== Work to be completed ==
The result must match the data exactly, line for line.

================

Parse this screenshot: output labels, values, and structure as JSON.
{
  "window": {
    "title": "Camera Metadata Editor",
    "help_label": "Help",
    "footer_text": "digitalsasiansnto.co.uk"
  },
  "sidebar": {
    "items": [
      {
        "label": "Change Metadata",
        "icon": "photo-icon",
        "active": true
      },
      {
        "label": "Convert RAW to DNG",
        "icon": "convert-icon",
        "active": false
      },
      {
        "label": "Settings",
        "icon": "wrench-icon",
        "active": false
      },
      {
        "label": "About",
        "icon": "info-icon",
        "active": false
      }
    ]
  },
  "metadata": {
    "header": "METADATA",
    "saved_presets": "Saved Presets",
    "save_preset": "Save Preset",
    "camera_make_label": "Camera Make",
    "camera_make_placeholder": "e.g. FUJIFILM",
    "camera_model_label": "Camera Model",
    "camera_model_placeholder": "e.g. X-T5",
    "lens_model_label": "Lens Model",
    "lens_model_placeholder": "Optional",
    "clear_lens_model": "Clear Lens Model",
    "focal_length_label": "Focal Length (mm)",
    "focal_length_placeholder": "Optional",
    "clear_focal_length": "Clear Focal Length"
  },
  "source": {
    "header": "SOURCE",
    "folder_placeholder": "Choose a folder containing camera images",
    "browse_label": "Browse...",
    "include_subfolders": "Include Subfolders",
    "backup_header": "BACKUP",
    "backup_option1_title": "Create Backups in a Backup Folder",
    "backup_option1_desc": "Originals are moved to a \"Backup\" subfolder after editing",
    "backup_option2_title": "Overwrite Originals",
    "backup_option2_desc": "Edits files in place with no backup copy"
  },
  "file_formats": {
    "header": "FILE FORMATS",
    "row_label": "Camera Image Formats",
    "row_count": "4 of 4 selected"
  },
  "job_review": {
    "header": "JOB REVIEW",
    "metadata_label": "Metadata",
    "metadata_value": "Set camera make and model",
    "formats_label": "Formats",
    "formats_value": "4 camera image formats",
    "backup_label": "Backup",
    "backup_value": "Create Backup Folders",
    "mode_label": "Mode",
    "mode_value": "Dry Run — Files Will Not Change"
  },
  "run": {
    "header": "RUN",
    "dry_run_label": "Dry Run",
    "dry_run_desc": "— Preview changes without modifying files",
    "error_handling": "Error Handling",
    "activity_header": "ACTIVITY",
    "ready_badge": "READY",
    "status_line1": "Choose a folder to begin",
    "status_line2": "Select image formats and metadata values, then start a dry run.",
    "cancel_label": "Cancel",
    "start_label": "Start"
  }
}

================

== Response to the exercise ==
Parse this screenshot: output labels, values, and structure as JSON.
{
  "window": {
    "title": "Camera Metadata Editor",
    "help_label": "Help",
    "footer_text": "digitalsasiansnto.co.uk"
  },
  "sidebar": {
    "items": [
      {
        "label": "Change Metadata",
        "icon": "photo-icon",
        "active": true
      },
      {
        "label": "Convert RAW to DNG",
        "icon": "convert-icon",
        "active": false
      },
      {
        "label": "Settings",
        "icon": "wrench-icon",
        "active": false
      },
      {
        "label": "About",
        "icon": "info-icon",
        "active": false
      }
    ]
  },
  "metadata": {
    "header": "METADATA",
    "saved_presets": "Saved Presets",
    "save_preset": "Save Preset",
    "camera_make_label": "Camera Make",
    "camera_make_placeholder": "e.g. FUJIFILM",
    "camera_model_label": "Camera Model",
    "camera_model_placeholder": "e.g. X-T5",
    "lens_model_label": "Lens Model",
    "lens_model_placeholder": "Optional",
    "clear_lens_model": "Clear Lens Model",
    "focal_length_label": "Focal Length (mm)",
    "focal_length_placeholder": "Optional",
    "clear_focal_length": "Clear Focal Length"
  },
  "source": {
    "header": "SOURCE",
    "folder_placeholder": "Choose a folder containing camera images",
    "browse_label": "Browse...",
    "include_subfolders": "Include Subfolders",
    "backup_header": "BACKUP",
    "backup_option1_title": "Create Backups in a Backup Folder",
    "backup_option1_desc": "Originals are moved to a \"Backup\" subfolder after editing",
    "backup_option2_title": "Overwrite Originals",
    "backup_option2_desc": "Edits files in place with no backup copy"
  },
  "file_formats": {
    "header": "FILE FORMATS",
    "row_label": "Camera Image Formats",
    "row_count": "4 of 4 selected"
  },
  "job_review": {
    "header": "JOB REVIEW",
    "metadata_label": "Metadata",
    "metadata_value": "Set camera make and model",
    "formats_label": "Formats",
    "formats_value": "4 camera image formats",
    "backup_label": "Backup",
    "backup_value": "Create Backup Folders",
    "mode_label": "Mode",
    "mode_value": "Dry Run — Files Will Not Change"
  },
  "run": {
    "header": "RUN",
    "dry_run_label": "Dry Run",
    "dry_run_desc": "— Preview changes without modifying files",
    "error_handling": "Error Handling",
    "activity_header": "ACTIVITY",
    "ready_badge": "READY",
    "status_line1": "Choose a folder to begin",
    "status_line2": "Select image formats and metadata values, then start a dry run.",
    "cancel_label": "Cancel",
    "start_label": "Start"
  }
}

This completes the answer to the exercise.